Interface dataset entries →
((

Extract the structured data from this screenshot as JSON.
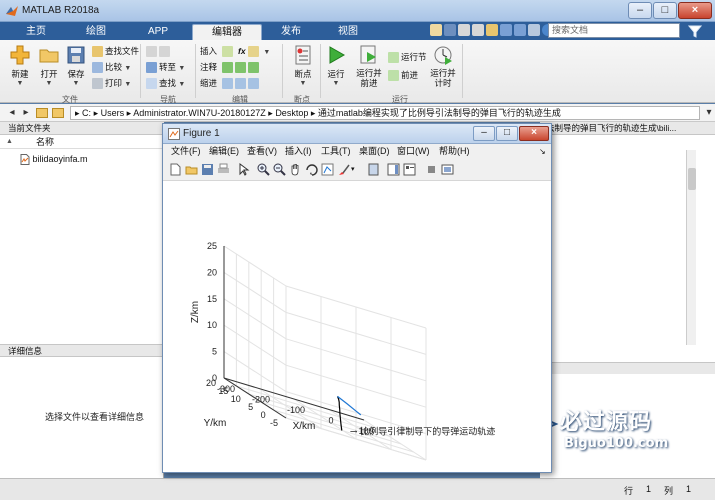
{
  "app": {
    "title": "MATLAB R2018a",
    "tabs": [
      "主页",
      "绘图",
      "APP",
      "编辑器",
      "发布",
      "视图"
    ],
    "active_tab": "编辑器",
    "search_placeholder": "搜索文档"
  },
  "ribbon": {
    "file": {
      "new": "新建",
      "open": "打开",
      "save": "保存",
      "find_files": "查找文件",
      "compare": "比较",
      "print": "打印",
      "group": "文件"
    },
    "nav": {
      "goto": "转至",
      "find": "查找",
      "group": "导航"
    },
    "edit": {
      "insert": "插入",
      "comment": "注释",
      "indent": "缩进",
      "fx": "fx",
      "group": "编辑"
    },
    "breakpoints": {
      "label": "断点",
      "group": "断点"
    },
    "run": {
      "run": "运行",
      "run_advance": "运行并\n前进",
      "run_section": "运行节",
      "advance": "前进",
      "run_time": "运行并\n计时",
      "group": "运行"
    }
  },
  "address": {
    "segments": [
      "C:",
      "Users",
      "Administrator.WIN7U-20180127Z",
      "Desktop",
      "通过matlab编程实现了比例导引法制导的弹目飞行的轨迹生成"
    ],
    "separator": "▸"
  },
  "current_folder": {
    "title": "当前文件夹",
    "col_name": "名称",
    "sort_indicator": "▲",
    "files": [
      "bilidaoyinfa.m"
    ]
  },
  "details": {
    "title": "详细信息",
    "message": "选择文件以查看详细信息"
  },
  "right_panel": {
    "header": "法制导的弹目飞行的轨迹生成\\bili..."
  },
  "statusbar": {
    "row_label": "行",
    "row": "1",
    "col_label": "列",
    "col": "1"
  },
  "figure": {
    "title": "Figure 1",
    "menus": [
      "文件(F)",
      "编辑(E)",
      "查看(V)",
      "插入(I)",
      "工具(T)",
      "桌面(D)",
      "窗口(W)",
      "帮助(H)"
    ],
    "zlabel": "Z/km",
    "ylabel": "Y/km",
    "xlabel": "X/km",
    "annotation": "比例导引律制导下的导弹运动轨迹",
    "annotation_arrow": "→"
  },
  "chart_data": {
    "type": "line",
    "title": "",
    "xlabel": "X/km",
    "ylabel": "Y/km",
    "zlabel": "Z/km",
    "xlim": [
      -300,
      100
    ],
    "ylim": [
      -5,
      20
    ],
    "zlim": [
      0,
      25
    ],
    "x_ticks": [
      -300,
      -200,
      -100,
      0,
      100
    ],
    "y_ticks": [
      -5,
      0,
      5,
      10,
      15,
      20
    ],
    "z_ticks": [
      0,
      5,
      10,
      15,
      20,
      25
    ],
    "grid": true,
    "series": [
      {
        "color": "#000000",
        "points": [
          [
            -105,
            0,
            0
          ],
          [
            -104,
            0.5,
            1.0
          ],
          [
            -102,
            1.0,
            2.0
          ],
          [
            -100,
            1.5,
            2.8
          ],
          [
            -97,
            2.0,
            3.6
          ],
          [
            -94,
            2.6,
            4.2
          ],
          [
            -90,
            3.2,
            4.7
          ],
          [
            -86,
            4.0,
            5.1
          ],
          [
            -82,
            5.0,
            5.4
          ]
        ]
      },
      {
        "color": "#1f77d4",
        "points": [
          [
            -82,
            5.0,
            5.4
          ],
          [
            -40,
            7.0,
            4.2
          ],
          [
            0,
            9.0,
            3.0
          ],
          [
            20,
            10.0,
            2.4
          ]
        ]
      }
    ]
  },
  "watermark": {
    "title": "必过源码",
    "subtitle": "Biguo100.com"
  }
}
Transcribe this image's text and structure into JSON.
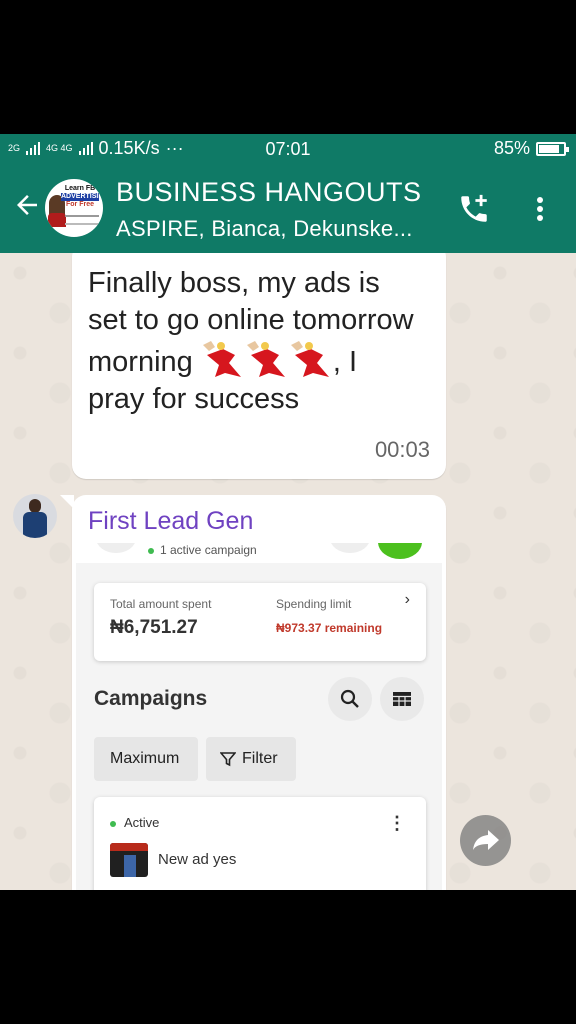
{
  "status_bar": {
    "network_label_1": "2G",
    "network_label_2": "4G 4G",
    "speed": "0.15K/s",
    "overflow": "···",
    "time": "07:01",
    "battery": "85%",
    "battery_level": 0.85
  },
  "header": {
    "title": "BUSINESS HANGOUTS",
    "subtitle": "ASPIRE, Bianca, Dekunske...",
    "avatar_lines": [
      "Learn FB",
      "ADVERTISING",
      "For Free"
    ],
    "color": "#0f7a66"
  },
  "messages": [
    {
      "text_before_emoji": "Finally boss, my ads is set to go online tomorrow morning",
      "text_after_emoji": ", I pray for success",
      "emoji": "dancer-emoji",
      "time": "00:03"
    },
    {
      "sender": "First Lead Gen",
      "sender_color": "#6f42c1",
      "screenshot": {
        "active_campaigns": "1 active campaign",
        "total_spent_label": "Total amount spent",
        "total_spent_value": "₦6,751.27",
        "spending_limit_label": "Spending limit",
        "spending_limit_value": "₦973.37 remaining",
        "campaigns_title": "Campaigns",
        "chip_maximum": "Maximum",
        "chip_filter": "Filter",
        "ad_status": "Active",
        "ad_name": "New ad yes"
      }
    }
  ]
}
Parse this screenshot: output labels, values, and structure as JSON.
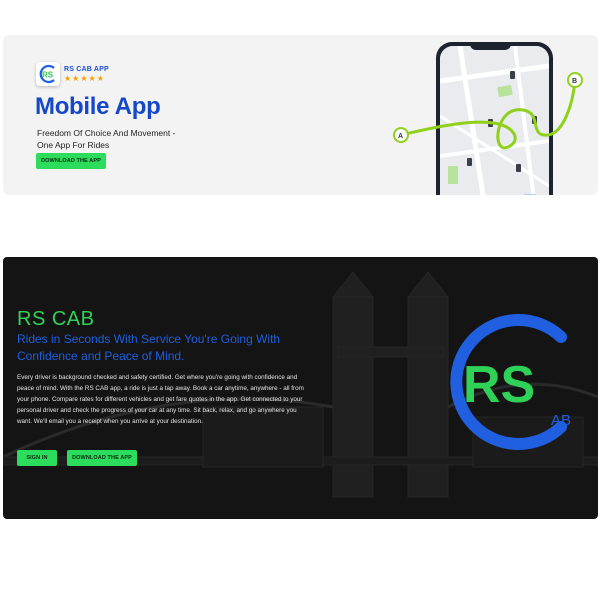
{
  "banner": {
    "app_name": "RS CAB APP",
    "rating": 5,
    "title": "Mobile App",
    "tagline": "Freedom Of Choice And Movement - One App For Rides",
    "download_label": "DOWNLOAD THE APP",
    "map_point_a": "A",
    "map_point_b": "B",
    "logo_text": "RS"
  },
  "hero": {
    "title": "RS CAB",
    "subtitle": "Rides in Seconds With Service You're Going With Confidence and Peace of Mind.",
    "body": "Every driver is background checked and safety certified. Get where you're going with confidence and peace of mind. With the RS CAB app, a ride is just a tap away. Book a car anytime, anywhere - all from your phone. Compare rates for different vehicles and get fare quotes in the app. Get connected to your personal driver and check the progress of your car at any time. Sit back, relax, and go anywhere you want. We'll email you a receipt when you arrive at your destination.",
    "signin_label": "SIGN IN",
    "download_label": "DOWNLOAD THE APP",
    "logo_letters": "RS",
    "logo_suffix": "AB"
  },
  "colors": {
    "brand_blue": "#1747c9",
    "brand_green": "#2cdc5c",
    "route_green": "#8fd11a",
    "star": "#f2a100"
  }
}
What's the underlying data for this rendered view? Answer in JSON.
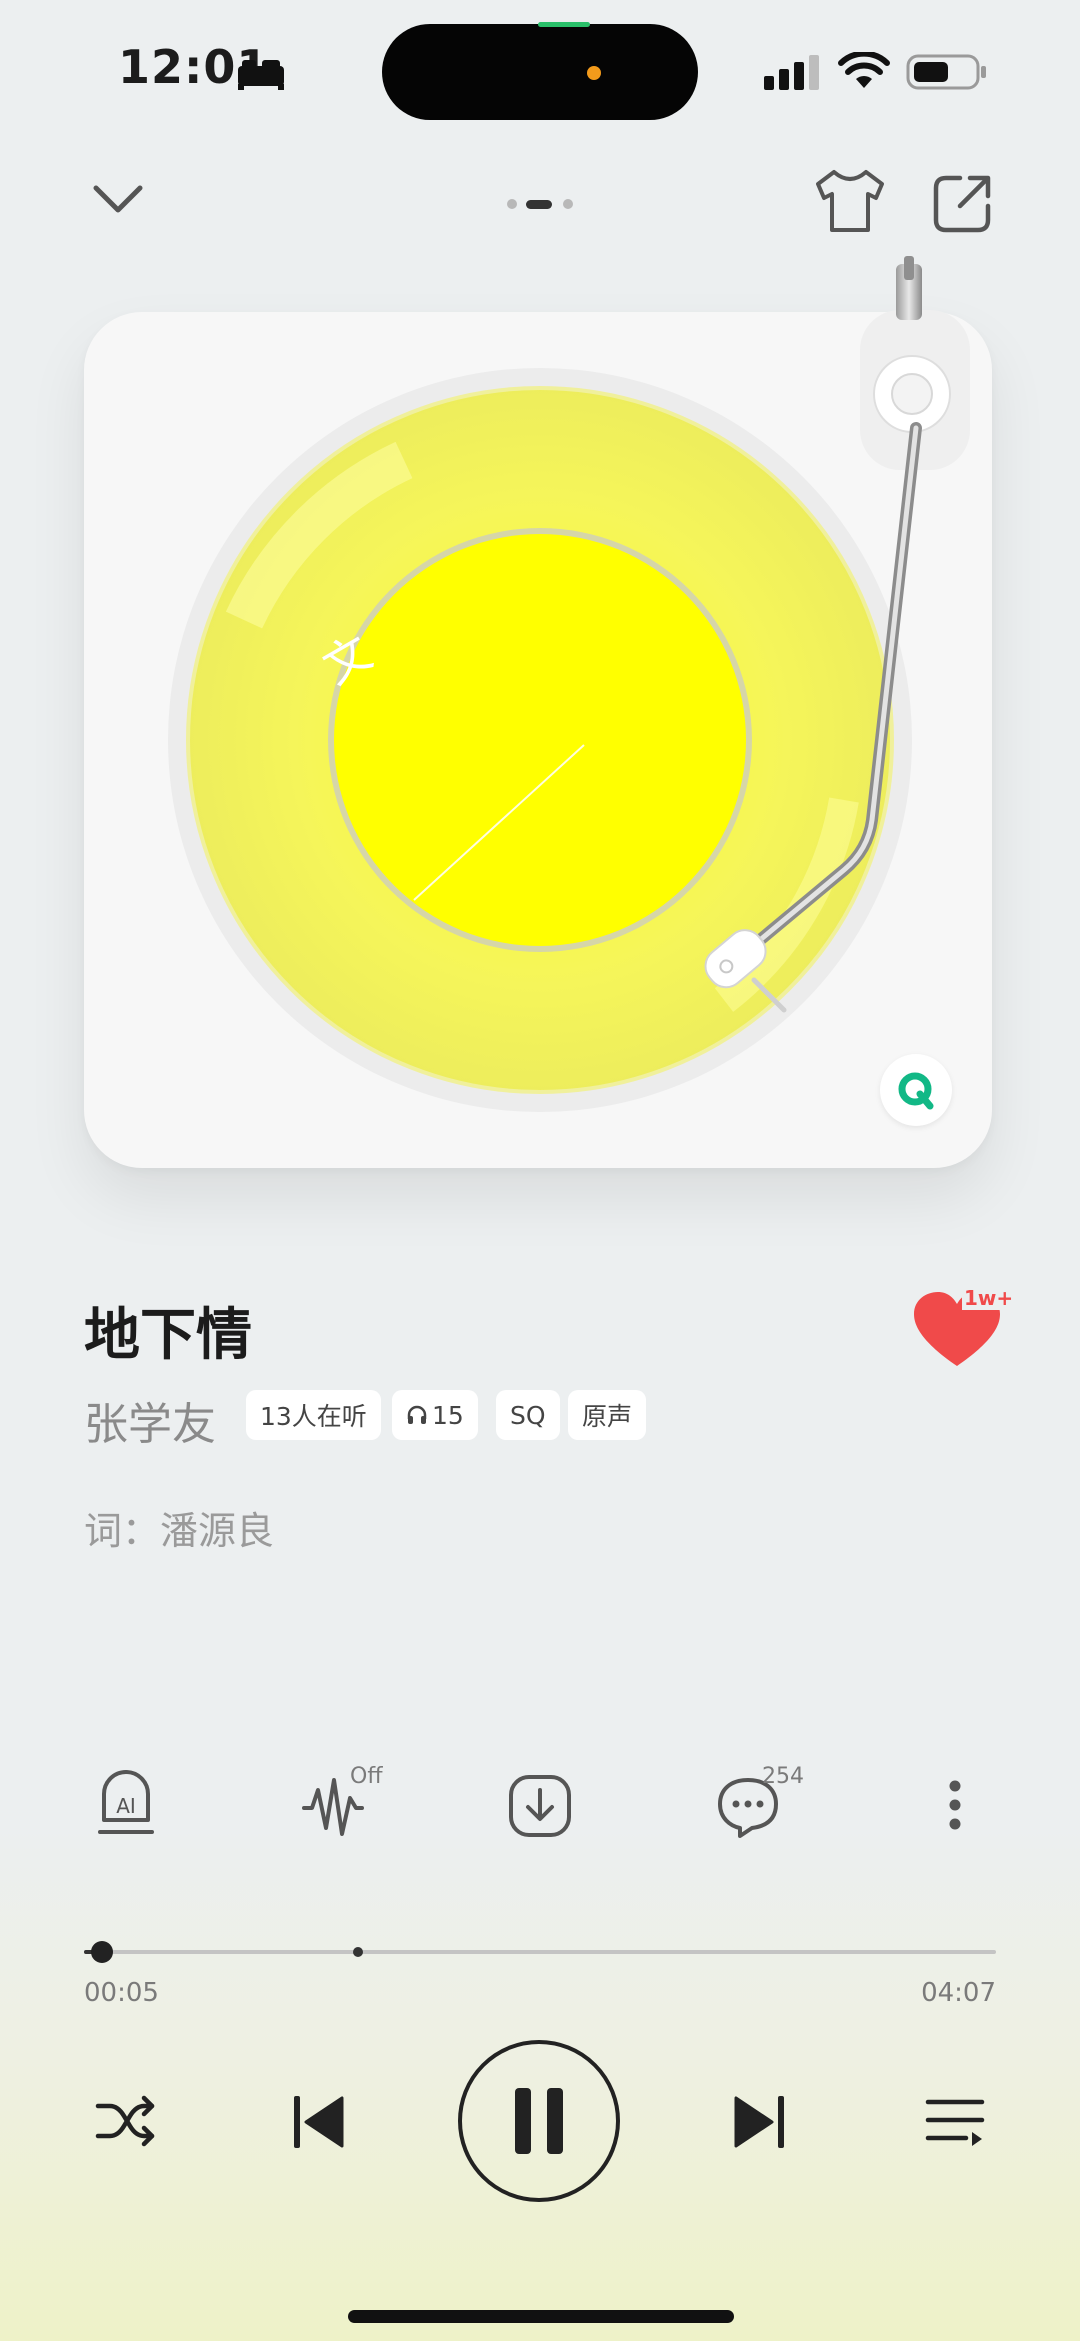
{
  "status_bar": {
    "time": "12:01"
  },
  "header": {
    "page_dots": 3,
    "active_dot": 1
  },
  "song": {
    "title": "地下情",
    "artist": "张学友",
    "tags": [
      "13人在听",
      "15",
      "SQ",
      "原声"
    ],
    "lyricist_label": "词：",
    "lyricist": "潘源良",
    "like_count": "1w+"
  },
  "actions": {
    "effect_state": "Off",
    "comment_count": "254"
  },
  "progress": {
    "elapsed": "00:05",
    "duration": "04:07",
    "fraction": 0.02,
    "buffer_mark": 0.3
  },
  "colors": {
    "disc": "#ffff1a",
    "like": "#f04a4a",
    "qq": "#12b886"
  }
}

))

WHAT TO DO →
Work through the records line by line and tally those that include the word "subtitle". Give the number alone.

OUTPUT FOR THIS TASK →
3